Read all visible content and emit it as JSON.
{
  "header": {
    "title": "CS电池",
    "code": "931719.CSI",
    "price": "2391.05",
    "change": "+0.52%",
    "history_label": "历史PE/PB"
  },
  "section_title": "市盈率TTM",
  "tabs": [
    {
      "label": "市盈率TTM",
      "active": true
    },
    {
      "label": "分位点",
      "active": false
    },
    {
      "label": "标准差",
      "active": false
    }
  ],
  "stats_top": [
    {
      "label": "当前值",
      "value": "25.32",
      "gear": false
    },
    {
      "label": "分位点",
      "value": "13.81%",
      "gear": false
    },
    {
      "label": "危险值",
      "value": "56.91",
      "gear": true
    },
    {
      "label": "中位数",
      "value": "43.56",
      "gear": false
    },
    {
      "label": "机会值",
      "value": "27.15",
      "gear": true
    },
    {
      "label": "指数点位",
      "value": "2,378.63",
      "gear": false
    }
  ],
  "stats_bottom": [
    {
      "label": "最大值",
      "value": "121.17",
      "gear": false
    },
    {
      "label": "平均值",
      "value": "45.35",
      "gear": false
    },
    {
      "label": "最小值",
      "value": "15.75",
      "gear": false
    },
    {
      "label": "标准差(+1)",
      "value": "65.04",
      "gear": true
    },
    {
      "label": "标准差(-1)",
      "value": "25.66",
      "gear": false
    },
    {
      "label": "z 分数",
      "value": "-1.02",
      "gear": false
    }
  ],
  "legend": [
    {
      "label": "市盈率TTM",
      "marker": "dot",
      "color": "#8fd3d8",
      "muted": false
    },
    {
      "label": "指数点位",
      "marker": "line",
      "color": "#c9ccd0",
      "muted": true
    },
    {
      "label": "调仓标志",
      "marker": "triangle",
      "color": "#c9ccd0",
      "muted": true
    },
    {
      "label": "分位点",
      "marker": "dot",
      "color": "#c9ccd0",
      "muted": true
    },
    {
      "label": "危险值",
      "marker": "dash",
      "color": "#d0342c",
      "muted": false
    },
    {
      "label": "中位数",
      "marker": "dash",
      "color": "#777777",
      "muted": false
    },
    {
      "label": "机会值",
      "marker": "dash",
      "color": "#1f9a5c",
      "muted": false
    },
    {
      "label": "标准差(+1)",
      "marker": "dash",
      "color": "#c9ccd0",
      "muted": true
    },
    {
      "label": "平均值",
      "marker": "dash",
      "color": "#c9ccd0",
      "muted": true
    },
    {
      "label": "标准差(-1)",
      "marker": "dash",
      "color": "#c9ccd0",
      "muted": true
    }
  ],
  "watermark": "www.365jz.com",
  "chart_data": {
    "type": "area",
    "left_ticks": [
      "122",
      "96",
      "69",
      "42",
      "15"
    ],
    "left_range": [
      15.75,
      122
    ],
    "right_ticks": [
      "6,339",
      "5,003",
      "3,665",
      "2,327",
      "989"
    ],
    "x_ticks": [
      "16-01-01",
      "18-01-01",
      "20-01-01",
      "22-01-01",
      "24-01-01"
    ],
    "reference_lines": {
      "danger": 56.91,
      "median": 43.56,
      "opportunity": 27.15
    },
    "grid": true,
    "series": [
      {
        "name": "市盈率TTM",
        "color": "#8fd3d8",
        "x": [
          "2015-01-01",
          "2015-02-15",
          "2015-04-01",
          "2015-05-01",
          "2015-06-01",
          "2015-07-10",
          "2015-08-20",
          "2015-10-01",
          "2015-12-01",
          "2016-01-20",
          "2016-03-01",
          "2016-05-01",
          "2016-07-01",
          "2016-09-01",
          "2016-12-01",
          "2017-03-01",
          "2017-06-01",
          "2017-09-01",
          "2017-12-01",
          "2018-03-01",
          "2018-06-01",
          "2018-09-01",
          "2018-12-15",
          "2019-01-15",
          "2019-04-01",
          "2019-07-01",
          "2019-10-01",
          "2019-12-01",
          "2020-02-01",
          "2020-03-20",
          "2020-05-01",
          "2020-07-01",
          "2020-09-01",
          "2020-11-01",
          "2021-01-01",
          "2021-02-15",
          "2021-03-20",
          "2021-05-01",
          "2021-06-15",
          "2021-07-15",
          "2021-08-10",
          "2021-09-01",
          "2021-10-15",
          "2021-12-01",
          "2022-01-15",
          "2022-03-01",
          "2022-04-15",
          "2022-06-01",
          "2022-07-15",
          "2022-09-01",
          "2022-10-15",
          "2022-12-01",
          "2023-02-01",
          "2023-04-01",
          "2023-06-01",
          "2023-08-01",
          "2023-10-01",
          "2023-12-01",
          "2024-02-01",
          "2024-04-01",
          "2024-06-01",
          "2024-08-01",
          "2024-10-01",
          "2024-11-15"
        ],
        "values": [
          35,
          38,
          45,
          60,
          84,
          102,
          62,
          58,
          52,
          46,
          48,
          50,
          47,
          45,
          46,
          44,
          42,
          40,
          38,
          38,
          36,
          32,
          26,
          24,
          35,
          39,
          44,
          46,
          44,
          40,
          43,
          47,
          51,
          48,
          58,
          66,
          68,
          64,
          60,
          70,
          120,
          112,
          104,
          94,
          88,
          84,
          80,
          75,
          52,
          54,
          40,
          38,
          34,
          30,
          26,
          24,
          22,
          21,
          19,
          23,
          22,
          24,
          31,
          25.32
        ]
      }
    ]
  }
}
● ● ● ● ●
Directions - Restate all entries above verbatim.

Result for this task -
Read all visible content and emit it as JSON.
{
  "header": {
    "title": "CS电池",
    "code": "931719.CSI",
    "price": "2391.05",
    "change": "+0.52%",
    "history_label": "历史PE/PB"
  },
  "section_title": "市盈率TTM",
  "tabs": [
    {
      "label": "市盈率TTM",
      "active": true
    },
    {
      "label": "分位点",
      "active": false
    },
    {
      "label": "标准差",
      "active": false
    }
  ],
  "stats_top": [
    {
      "label": "当前值",
      "value": "25.32",
      "gear": false
    },
    {
      "label": "分位点",
      "value": "13.81%",
      "gear": false
    },
    {
      "label": "危险值",
      "value": "56.91",
      "gear": true
    },
    {
      "label": "中位数",
      "value": "43.56",
      "gear": false
    },
    {
      "label": "机会值",
      "value": "27.15",
      "gear": true
    },
    {
      "label": "指数点位",
      "value": "2,378.63",
      "gear": false
    }
  ],
  "stats_bottom": [
    {
      "label": "最大值",
      "value": "121.17",
      "gear": false
    },
    {
      "label": "平均值",
      "value": "45.35",
      "gear": false
    },
    {
      "label": "最小值",
      "value": "15.75",
      "gear": false
    },
    {
      "label": "标准差(+1)",
      "value": "65.04",
      "gear": true
    },
    {
      "label": "标准差(-1)",
      "value": "25.66",
      "gear": false
    },
    {
      "label": "z 分数",
      "value": "-1.02",
      "gear": false
    }
  ],
  "legend": [
    {
      "label": "市盈率TTM",
      "marker": "dot",
      "color": "#8fd3d8",
      "muted": false
    },
    {
      "label": "指数点位",
      "marker": "line",
      "color": "#c9ccd0",
      "muted": true
    },
    {
      "label": "调仓标志",
      "marker": "triangle",
      "color": "#c9ccd0",
      "muted": true
    },
    {
      "label": "分位点",
      "marker": "dot",
      "color": "#c9ccd0",
      "muted": true
    },
    {
      "label": "危险值",
      "marker": "dash",
      "color": "#d0342c",
      "muted": false
    },
    {
      "label": "中位数",
      "marker": "dash",
      "color": "#777777",
      "muted": false
    },
    {
      "label": "机会值",
      "marker": "dash",
      "color": "#1f9a5c",
      "muted": false
    },
    {
      "label": "标准差(+1)",
      "marker": "dash",
      "color": "#c9ccd0",
      "muted": true
    },
    {
      "label": "平均值",
      "marker": "dash",
      "color": "#c9ccd0",
      "muted": true
    },
    {
      "label": "标准差(-1)",
      "marker": "dash",
      "color": "#c9ccd0",
      "muted": true
    }
  ],
  "watermark": "www.365jz.com",
  "chart_data": {
    "type": "area",
    "left_ticks": [
      "122",
      "96",
      "69",
      "42",
      "15"
    ],
    "left_range": [
      15.75,
      122
    ],
    "right_ticks": [
      "6,339",
      "5,003",
      "3,665",
      "2,327",
      "989"
    ],
    "x_ticks": [
      "16-01-01",
      "18-01-01",
      "20-01-01",
      "22-01-01",
      "24-01-01"
    ],
    "reference_lines": {
      "danger": 56.91,
      "median": 43.56,
      "opportunity": 27.15
    },
    "grid": true,
    "series": [
      {
        "name": "市盈率TTM",
        "color": "#8fd3d8",
        "x": [
          "2015-01-01",
          "2015-02-15",
          "2015-04-01",
          "2015-05-01",
          "2015-06-01",
          "2015-07-10",
          "2015-08-20",
          "2015-10-01",
          "2015-12-01",
          "2016-01-20",
          "2016-03-01",
          "2016-05-01",
          "2016-07-01",
          "2016-09-01",
          "2016-12-01",
          "2017-03-01",
          "2017-06-01",
          "2017-09-01",
          "2017-12-01",
          "2018-03-01",
          "2018-06-01",
          "2018-09-01",
          "2018-12-15",
          "2019-01-15",
          "2019-04-01",
          "2019-07-01",
          "2019-10-01",
          "2019-12-01",
          "2020-02-01",
          "2020-03-20",
          "2020-05-01",
          "2020-07-01",
          "2020-09-01",
          "2020-11-01",
          "2021-01-01",
          "2021-02-15",
          "2021-03-20",
          "2021-05-01",
          "2021-06-15",
          "2021-07-15",
          "2021-08-10",
          "2021-09-01",
          "2021-10-15",
          "2021-12-01",
          "2022-01-15",
          "2022-03-01",
          "2022-04-15",
          "2022-06-01",
          "2022-07-15",
          "2022-09-01",
          "2022-10-15",
          "2022-12-01",
          "2023-02-01",
          "2023-04-01",
          "2023-06-01",
          "2023-08-01",
          "2023-10-01",
          "2023-12-01",
          "2024-02-01",
          "2024-04-01",
          "2024-06-01",
          "2024-08-01",
          "2024-10-01",
          "2024-11-15"
        ],
        "values": [
          35,
          38,
          45,
          60,
          84,
          102,
          62,
          58,
          52,
          46,
          48,
          50,
          47,
          45,
          46,
          44,
          42,
          40,
          38,
          38,
          36,
          32,
          26,
          24,
          35,
          39,
          44,
          46,
          44,
          40,
          43,
          47,
          51,
          48,
          58,
          66,
          68,
          64,
          60,
          70,
          120,
          112,
          104,
          94,
          88,
          84,
          80,
          75,
          52,
          54,
          40,
          38,
          34,
          30,
          26,
          24,
          22,
          21,
          19,
          23,
          22,
          24,
          31,
          25.32
        ]
      }
    ]
  }
}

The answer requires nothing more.